|Official Title:||Complications and Functional Outcome of Displaced Femoral Neck Fractures Treated With Internal Fixation vs Total Hip Arthroplasty in Patients Younger Than 70 Years. A Randomized Controlled Double Blind Multi Center Trial.|
- Harris Hip score [ Time Frame: 12 months ] [ Designated as safety issue: Yes ]
- Harris Hip Score [ Time Frame: 4 months and 2 years ] [ Designated as safety issue: Yes ]
- QoL questionnaire (EQ-5D) [ Time Frame: 4 and 12 months, 2 years ] [ Designated as safety issue: No ]Measure of health status from the EuroQol
- Hip dysfunction and Osteoarthritis Outcome Score (HOOS) [ Time Frame: 4 and 12 months, 2 years ] [ Designated as safety issue: No ]
- VAS [ Time Frame: 4 and 12 months, 2 years ] [ Designated as safety issue: No ]

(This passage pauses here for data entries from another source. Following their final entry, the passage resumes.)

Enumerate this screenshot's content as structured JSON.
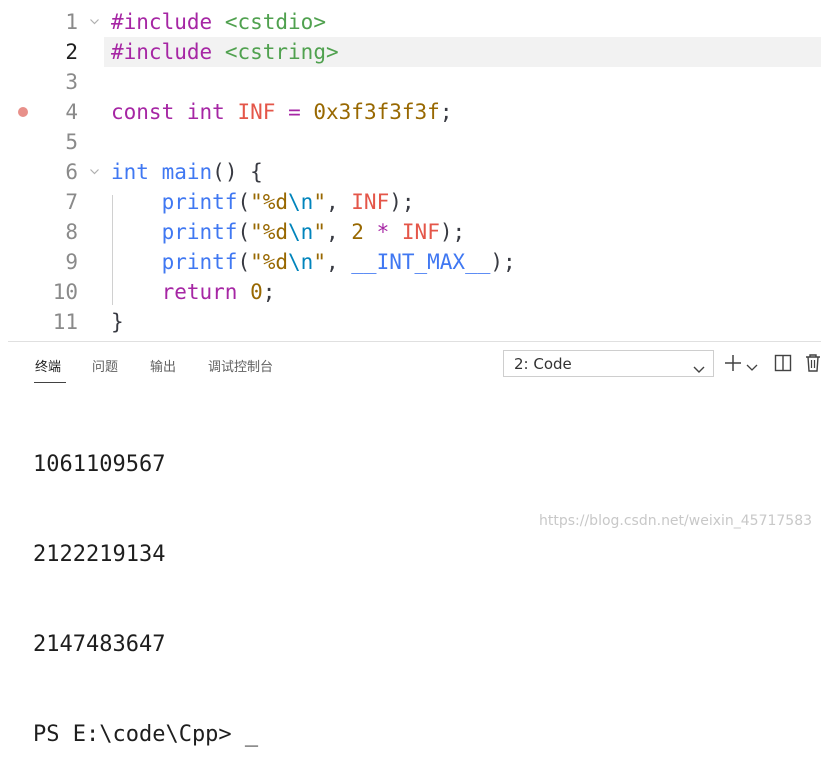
{
  "editor": {
    "lines": [
      {
        "n": "1",
        "code": [
          [
            "#include",
            "c-kw"
          ],
          [
            " ",
            ""
          ],
          [
            "<cstdio>",
            "c-inc"
          ]
        ]
      },
      {
        "n": "2",
        "code": [
          [
            "#include",
            "c-kw"
          ],
          [
            " ",
            ""
          ],
          [
            "<cstring>",
            "c-inc"
          ]
        ]
      },
      {
        "n": "3",
        "code": []
      },
      {
        "n": "4",
        "code": [
          [
            "const",
            "c-kw"
          ],
          [
            " ",
            ""
          ],
          [
            "int",
            "c-kw"
          ],
          [
            " ",
            ""
          ],
          [
            "INF",
            "c-const"
          ],
          [
            " ",
            ""
          ],
          [
            "=",
            "c-op"
          ],
          [
            " ",
            ""
          ],
          [
            "0x3f3f3f3f",
            "c-num"
          ],
          [
            ";",
            "c-pn"
          ]
        ]
      },
      {
        "n": "5",
        "code": []
      },
      {
        "n": "6",
        "code": [
          [
            "int",
            "c-ty"
          ],
          [
            " ",
            ""
          ],
          [
            "main",
            "c-fn"
          ],
          [
            "() {",
            "c-pn"
          ]
        ]
      },
      {
        "n": "7",
        "code": [
          [
            "    ",
            ""
          ],
          [
            "printf",
            "c-fn"
          ],
          [
            "(",
            "c-pn"
          ],
          [
            "\"%d",
            "c-num"
          ],
          [
            "\\n",
            "c-esc"
          ],
          [
            "\"",
            "c-num"
          ],
          [
            ", ",
            "c-pn"
          ],
          [
            "INF",
            "c-const"
          ],
          [
            ");",
            "c-pn"
          ]
        ]
      },
      {
        "n": "8",
        "code": [
          [
            "    ",
            ""
          ],
          [
            "printf",
            "c-fn"
          ],
          [
            "(",
            "c-pn"
          ],
          [
            "\"%d",
            "c-num"
          ],
          [
            "\\n",
            "c-esc"
          ],
          [
            "\"",
            "c-num"
          ],
          [
            ", ",
            "c-pn"
          ],
          [
            "2",
            "c-num"
          ],
          [
            " ",
            ""
          ],
          [
            "*",
            "c-op"
          ],
          [
            " ",
            ""
          ],
          [
            "INF",
            "c-const"
          ],
          [
            ");",
            "c-pn"
          ]
        ]
      },
      {
        "n": "9",
        "code": [
          [
            "    ",
            ""
          ],
          [
            "printf",
            "c-fn"
          ],
          [
            "(",
            "c-pn"
          ],
          [
            "\"%d",
            "c-num"
          ],
          [
            "\\n",
            "c-esc"
          ],
          [
            "\"",
            "c-num"
          ],
          [
            ", ",
            "c-pn"
          ],
          [
            "__INT_MAX__",
            "c-ty"
          ],
          [
            ");",
            "c-pn"
          ]
        ]
      },
      {
        "n": "10",
        "code": [
          [
            "    ",
            ""
          ],
          [
            "return",
            "c-kw"
          ],
          [
            " ",
            ""
          ],
          [
            "0",
            "c-num"
          ],
          [
            ";",
            "c-pn"
          ]
        ]
      },
      {
        "n": "11",
        "code": [
          [
            "}",
            "c-pn"
          ]
        ]
      }
    ]
  },
  "panel": {
    "tabs": [
      "终端",
      "问题",
      "输出",
      "调试控制台"
    ],
    "terminal_select": "2: Code"
  },
  "terminal": {
    "output": [
      "1061109567",
      "2122219134",
      "2147483647",
      "PS E:\\code\\Cpp> _"
    ]
  },
  "watermark": "https://blog.csdn.net/weixin_45717583",
  "colors": {
    "keyword": "#a626a4",
    "type": "#4078f2",
    "constant": "#e45649",
    "number": "#986801",
    "include": "#50a14f",
    "breakpoint": "#e8908a"
  },
  "icons": {
    "fold": "chevron-down-icon",
    "add": "plus-icon",
    "split": "split-icon",
    "trash": "trash-icon"
  }
}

- Complications [ Time Frame: 4 and 12 months, 2 years ] [ Designated as safety issue: Yes ]
Incidence of complications. General complications, f.ex: urinary tract infections, venous thrombosis, pulmonary embolism, pneumonia, mortality.
Per- and postoperative complications related to method, f.ex: fracture of the femur, bleeding, cut- out, caput necrosis, infection, luxation, periprosthetic fracture, component loosening.
- Reoperation [ Time Frame: 4 and 12 months, 2 years ] [ Designated as safety issue: No ]
- Morbidity [ Time Frame: 4 and 12 months, 2 years ] [ Designated as safety issue: Yes ]
- Mortality [ Time Frame: 4 and 12 months, 2 years ] [ Designated as safety issue: Yes ]
- Charlson comorbidity index [ Time Frame: 4 and 12 months, 2 years ] [ Designated as safety issue: No ]
|Study Start Date:||December 2013|
|Estimated Study Completion Date:||January 2019|
|Estimated Primary Completion Date:||January 2018 (Final data collection date for primary outcome measure)|
Active Comparator: Total hip replacement arthroplasty
59 off 118 patients will be randomized to total hip replacement arthroplasty
|Procedure: Total hip replacement arthroplasty|
Active Comparator: Closed reduction and internal fixation
59 off 118 patients will be randomized to closed reduction and internal fixation.
2 cancellous parallel hip pins
|Procedure: Closed reduction and internal fixation|
Show Detailed Description
Please refer to this study by its ClinicalTrials.gov identifier: NCT02085707
|Contact: Stefan Bartels, MD||91502900 ext email@example.com|
|Contact: Stein Erik Utvåg, PhD||91502900 ext firstname.lastname@example.org|
|Vestre Viken HF||Not yet recruiting|
|Bærum, Akershus, Norway, 1346|
|Contact: Wender Figved, PhD 91503525 ext 0047|
|Principal Investigator: Wender Figved, PhD|
|University Hospital, Akershus||Recruiting|
|Lørenskog, Akershus, Norway, 1478|
|Contact: Stefan Bartels, MD 91502900 ext 0047 email@example.com|
|Haukeland University Hospital||Not yet recruiting|
|Bergen, Hordaland, Norway, 5021|
|Contact: Jan- Erik Gjertsen, PhD 55985000 ext 0047|
|Principal Investigator: Jan-Erik Gjertsen, PhD|
|Ullevaal University Hospital||Not yet recruiting|
|Oslo, Norway, 0450|
|Contact: Frede Frihagen, PhD 22118080 ext 0047|
|Principal Investigator: Frede Frihagen, PhD|
|Principal Investigator:||Torbjørn Omland, Professor||University Hospital, Akershus|